The leadership of labour are in a quandary. They do not want to struggle because of their fear that any struggle can lead to challenging capitalism. But at the same time they can only maintain their position, power and privilege in the movement by showing to the workers through actions, once in a while, that they are still capable of defending their interests. Therefore the greatest danger actually comes after the labour leadership decides to act with the aim of controlling and limiting struggles, therefore the greatest vigilance by the working masses and radical youth will be needed.
The experience of the January 2012 general strike and mass protest comes to mind where the labour leadership having joined the movement late on January 9 decided to call off the highly successful general strike on 16 January 2020 after about 6 days in order to save the President Jonathan’s Peoples Democratic Party (PDP) from collapsing. A few days before then, a threat by the oil workers union (PENGASSAN) to completely choke off the regime by cutting off oil production was not carried out. This kind of reluctance by the labour leadership to fight consistently should also be expected in the current struggle.
To counter this danger, the strike and action committees, the nucleus of which we urge activists, radical youth and pro-masses organisations to begin to build across the country, cannot just be a vehicle for mobilisation for protests alone. They also must become mass assemblies to organise the movement, debate and put forward slogans, ensure provision of essential supplies while the strike is on, take other initiatives and above all, determine the course of the struggle including when to start and suspend action. In this way, the undemocratic power which the leadership of labour has arrogated to itself to suspend general strikes without consulting the movement can be taken away and placed in the hands of the masses organised in democratic mass assemblies.

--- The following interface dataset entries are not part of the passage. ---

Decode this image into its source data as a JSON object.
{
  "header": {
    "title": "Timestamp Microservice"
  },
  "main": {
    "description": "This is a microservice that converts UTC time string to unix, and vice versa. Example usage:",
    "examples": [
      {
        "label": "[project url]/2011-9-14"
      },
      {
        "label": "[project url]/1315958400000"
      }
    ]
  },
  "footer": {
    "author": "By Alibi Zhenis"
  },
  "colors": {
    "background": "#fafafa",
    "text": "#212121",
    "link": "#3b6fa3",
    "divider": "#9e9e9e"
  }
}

Ultimately, a serious struggle against fuel price hike and electricity tariff hike can win a reduction of even outright reversal, but this victory will not be sustainable so far the capitalist system is preserved. This is the lesson of the January 2012 anti-fuel subsidy removal 6 day general strike and mass protest. While announcing the suspension of the general strike on 16 January 2012, Abdulwaheed Omar, the then NLC president enthusiastically declared: “we are sure that no government or institution will take Nigerians for granted again” (BBC, 16 January 2012). Eight years after, this statement will sound like absolute nonsense in the ears of Nigerians who have experienced far worse attacks on their living conditions. Even to labour leaders, this statement is like music of a distant time. Little wonder that Omar’s immediate successor, Ayuba Wabba, when he got news of the fuel price hike reacted with exasperation: “It’s like Nigerians are being taken for a ride”.
The only way to put a permanent end to perennial attacks on our living conditions is to struggle to overthrow this rotten capitalist system through a socialist revolution. A key task is building a movement which can achieve this, something that the DSM is striving to do. By enthroning a workers and poor peoples’ government armed with socialist policies, it can be possible to place the commanding heights of the economy including the oil sector, energy sector, the mines, industries, banks and financial institutions under public ownership and democratic workers control and management and institute a planned economy to banish for over the condition of mass poverty in the midst of abundance. Suffice to add that in a period when capitalism is in crisis worldwide, such a successful revolution in Nigeria would be the first step in the struggle of the working class to end capitalism and establish a socialist Africa and world.